[Start of section]
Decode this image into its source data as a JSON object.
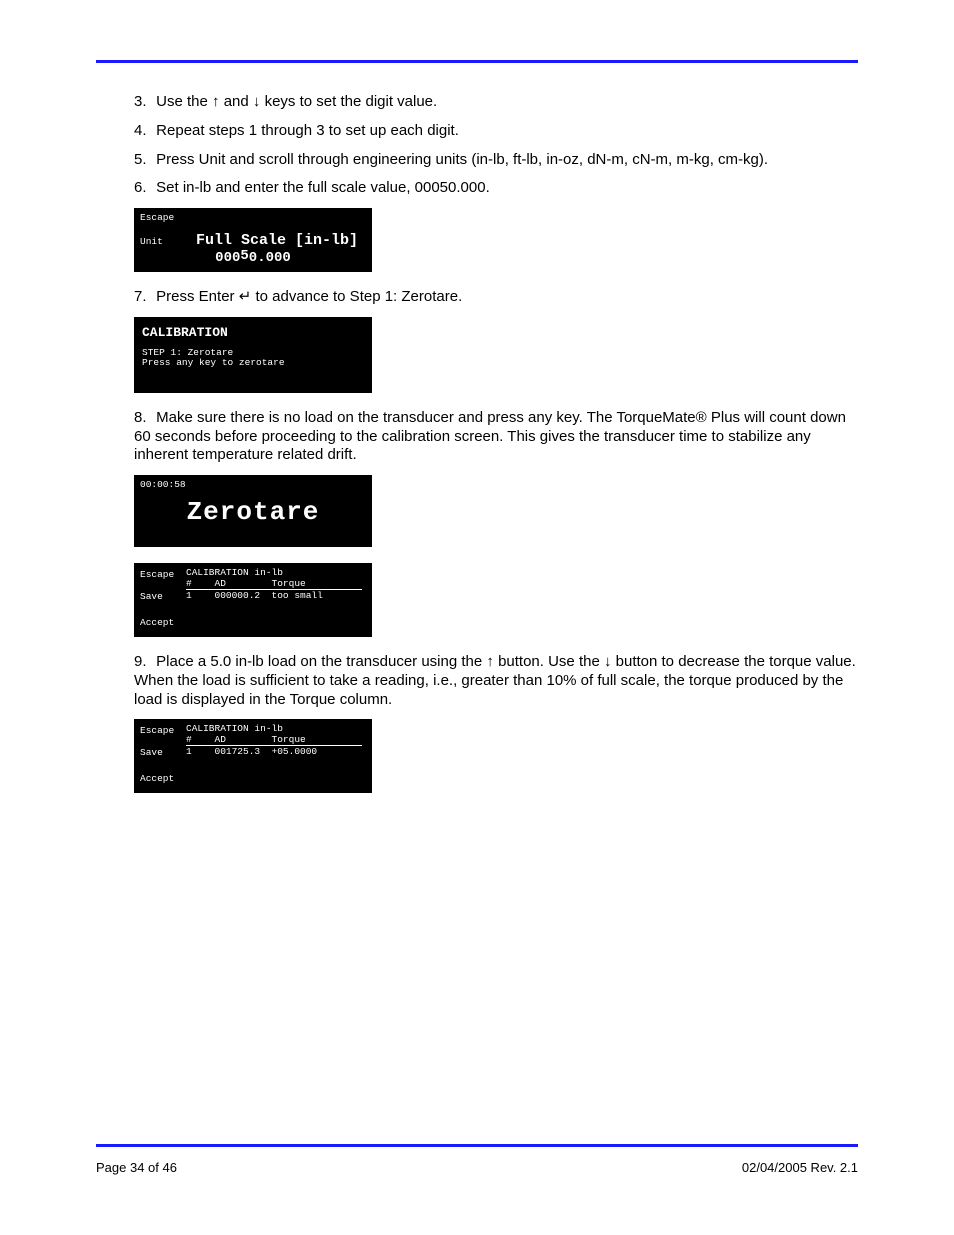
{
  "step3": {
    "num": "3.",
    "text_a": "Use the ",
    "up": "↑",
    "text_mid": " and ",
    "down": "↓",
    "text_b": " keys to set the digit value."
  },
  "step4": {
    "num": "4.",
    "text": "Repeat steps 1 through 3 to set up each digit."
  },
  "step5": {
    "num": "5.",
    "text": "Press Unit and scroll through engineering units (in-lb, ft-lb, in-oz, dN-m, cN-m, m-kg, cm-kg)."
  },
  "step6": {
    "num": "6.",
    "text": "Set in-lb and enter the full scale value, 00050.000."
  },
  "crt1": {
    "escape": "Escape",
    "unit": "Unit",
    "title": "Full Scale [in-lb]",
    "value_left": "000",
    "value_cursor_char": "5",
    "value_right": "0.000"
  },
  "step7": {
    "num": "7.",
    "prefix": "Press Enter ",
    "enter_sym": "↵",
    "suffix": " to advance to Step 1: Zerotare."
  },
  "crt2": {
    "hdr": "CALIBRATION",
    "l1": "STEP 1: Zerotare",
    "l2": "Press any key to zerotare"
  },
  "step8": {
    "num": "8.",
    "text": "Make sure there is no load on the transducer and press any key. The TorqueMate® Plus will count down 60 seconds before proceeding to the calibration screen. This gives the transducer time to stabilize any inherent temperature related drift."
  },
  "crt3": {
    "time": "00:00:58",
    "big": "Zerotare"
  },
  "crt4": {
    "hdr": "CALIBRATION in-lb",
    "cols": "#    AD        Torque",
    "row": "1    000000.2  too small",
    "escape": "Escape",
    "save": "Save",
    "accept": "Accept"
  },
  "step9": {
    "num": "9.",
    "a": "Place a 5.0 in-lb load on the transducer using the ",
    "up": "↑",
    "mid": " button. Use the ",
    "down": "↓",
    "b": " button to decrease the torque value. When the load is sufficient to take a reading, i.e., greater than 10% of full scale, the torque produced by the load is displayed in the Torque column."
  },
  "crt5": {
    "hdr": "CALIBRATION in-lb",
    "cols": "#    AD        Torque",
    "row": "1    001725.3  +05.0000",
    "escape": "Escape",
    "save": "Save",
    "accept": "Accept"
  },
  "footer": {
    "left": "Page 34 of 46",
    "right": "02/04/2005  Rev. 2.1"
  }
}
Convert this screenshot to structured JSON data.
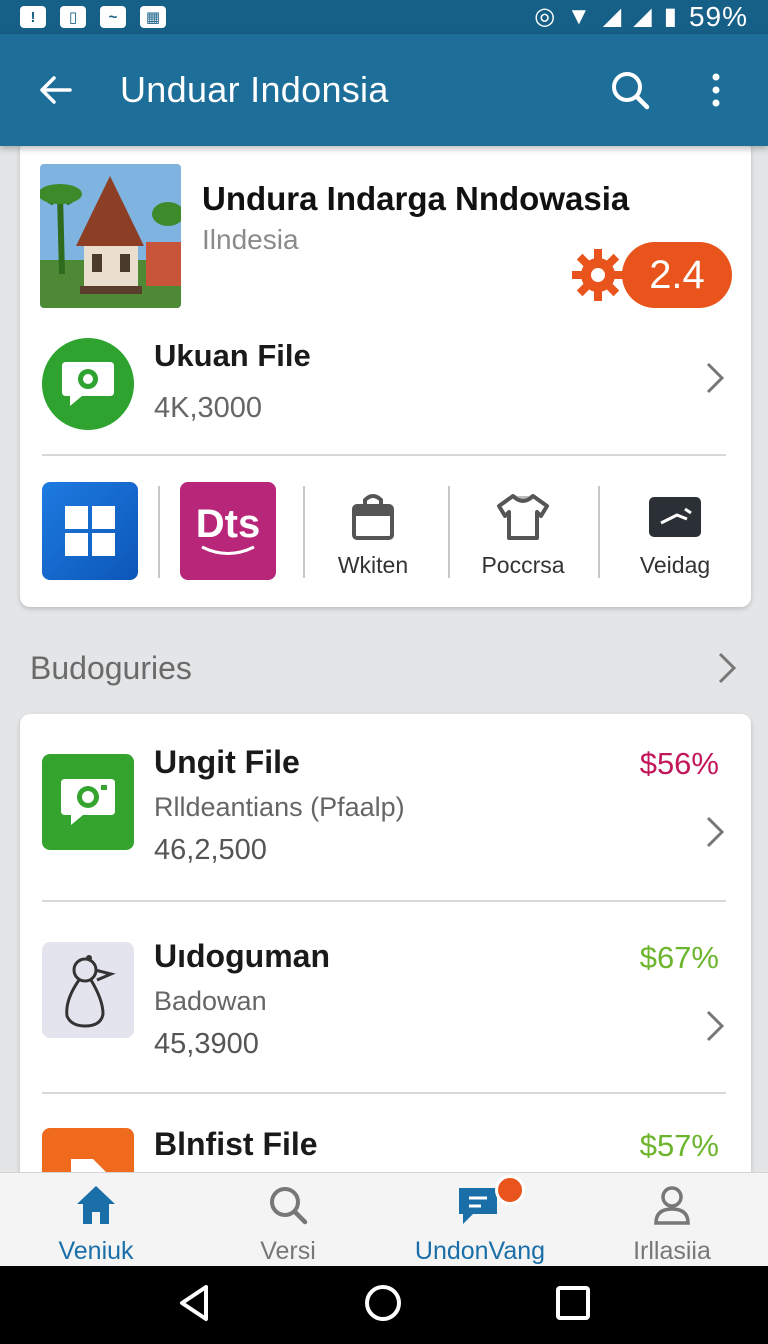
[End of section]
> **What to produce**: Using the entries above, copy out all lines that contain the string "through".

> **Response area**:
    "text": "Repeat steps 1 through 3 to set up each digit."
    "text": "Press Unit and scroll through engineering units (in-lb, ft-lb, in-oz, dN-m, cN-m, m-kg, cm-kg)."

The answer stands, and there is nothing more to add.